Getting started with SSL, I learned mostly from here.  First create a CSR with unifi through command line…
cd /usr/lib/unifi
java -jar lib/ace.jar new_cert <hostname> <company> <city> <state> <country>

this creates unifi_certificate.csr.der and unifi_certificate.csr.pem inside the data directory where you already are (/usr/lib/unifi/).  Now we need to feed the CSR into certbot.  Note that at this point,  i already have apache2 installed with a very simple virutalhost and site setup with the domain i am creating a cert for.  Here is the command to feed the CSR generated by Unifi into certbot to be certified:
certbot certonly --apache --csr /usr/lib/unifi/data/unifi_certificate.csr.der

Certbot will make sure that domain is yours (and your apache config is working) and then output a signed cert and a chain that is almost everything you need to install the certificate back into the Unifi controller.  Still in /usr/lib/unifi/data/ 0000_cert.pem is my signed cert and 0001_chain.pem is my signed cert plus the intermediate certificate. what’s missing is Let’s Encrypt’s Root certificate to validate the intermediate certificate and thus complete the chain of trust.

Continue reading “Hosted Unifi controller with Let’s Encrypt SSL!”

Update Java. Seriously, do it right now.

20120405-000044.jpg
Another Java privilege escalation exploit spotted in the wild. Trojans and web based java classes are already installing remote access tunnels into Macs across the globe. Apple finally updated their java binaries and you should too! Protect yourself! Just run Software Update from the Apple menu.

Apple Info:
http://support.apple.com/kb/HT5228

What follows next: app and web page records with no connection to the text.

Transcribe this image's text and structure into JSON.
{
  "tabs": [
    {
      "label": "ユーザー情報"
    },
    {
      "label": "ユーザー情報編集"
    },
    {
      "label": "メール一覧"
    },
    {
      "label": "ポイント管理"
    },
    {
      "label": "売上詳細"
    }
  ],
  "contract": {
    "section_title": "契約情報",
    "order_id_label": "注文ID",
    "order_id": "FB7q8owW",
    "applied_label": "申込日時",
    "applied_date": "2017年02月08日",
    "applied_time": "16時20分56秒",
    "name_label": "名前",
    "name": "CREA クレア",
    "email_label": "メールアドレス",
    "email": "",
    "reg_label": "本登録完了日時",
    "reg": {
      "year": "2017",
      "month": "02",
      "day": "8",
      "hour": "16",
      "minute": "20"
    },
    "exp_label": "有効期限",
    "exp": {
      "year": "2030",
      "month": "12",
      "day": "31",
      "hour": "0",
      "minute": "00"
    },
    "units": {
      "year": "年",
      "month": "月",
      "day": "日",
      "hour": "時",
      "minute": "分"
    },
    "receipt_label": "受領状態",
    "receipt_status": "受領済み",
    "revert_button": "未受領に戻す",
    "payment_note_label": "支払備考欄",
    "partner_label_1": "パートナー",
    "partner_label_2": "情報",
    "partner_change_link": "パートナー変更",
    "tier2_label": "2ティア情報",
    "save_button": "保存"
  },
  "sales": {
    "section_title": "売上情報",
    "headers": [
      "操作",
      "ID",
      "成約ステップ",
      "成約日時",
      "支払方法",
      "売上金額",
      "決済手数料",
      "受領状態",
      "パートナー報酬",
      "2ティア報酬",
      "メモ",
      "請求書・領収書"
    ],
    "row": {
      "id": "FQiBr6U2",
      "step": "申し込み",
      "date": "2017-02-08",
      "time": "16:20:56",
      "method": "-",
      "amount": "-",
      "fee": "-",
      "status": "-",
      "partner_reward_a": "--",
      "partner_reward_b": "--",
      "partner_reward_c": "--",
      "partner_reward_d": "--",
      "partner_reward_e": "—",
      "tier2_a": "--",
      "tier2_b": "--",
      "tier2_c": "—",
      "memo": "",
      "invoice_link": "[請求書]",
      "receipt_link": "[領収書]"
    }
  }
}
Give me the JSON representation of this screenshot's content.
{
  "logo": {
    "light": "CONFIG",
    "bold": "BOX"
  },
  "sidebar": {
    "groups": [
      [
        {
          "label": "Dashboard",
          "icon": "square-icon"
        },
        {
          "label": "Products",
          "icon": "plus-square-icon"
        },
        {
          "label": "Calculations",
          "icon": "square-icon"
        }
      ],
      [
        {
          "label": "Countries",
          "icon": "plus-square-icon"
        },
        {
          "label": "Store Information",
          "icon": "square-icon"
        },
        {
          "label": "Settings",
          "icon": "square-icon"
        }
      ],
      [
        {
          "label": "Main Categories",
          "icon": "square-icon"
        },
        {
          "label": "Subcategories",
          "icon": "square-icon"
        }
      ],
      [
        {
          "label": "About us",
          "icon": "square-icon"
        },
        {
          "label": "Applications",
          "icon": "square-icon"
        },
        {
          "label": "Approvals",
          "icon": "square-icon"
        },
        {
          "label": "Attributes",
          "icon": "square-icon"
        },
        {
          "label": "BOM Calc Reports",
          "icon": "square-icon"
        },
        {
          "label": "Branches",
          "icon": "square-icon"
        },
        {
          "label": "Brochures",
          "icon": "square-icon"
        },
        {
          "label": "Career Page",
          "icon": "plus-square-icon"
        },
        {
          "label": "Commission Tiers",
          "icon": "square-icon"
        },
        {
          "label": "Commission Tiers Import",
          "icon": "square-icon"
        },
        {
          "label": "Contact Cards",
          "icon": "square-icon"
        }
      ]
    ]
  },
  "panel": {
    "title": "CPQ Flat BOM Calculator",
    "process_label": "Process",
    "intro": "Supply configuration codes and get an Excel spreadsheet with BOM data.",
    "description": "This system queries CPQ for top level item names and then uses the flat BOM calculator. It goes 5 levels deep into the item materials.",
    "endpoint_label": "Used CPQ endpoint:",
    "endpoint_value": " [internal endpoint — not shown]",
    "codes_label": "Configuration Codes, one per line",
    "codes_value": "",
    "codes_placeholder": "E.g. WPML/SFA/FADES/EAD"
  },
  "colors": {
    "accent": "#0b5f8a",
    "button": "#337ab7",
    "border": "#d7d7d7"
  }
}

More info (including a AppleScript test for infection):
http://mashable.com/2012/04/05/mac-flashback-trojan-check/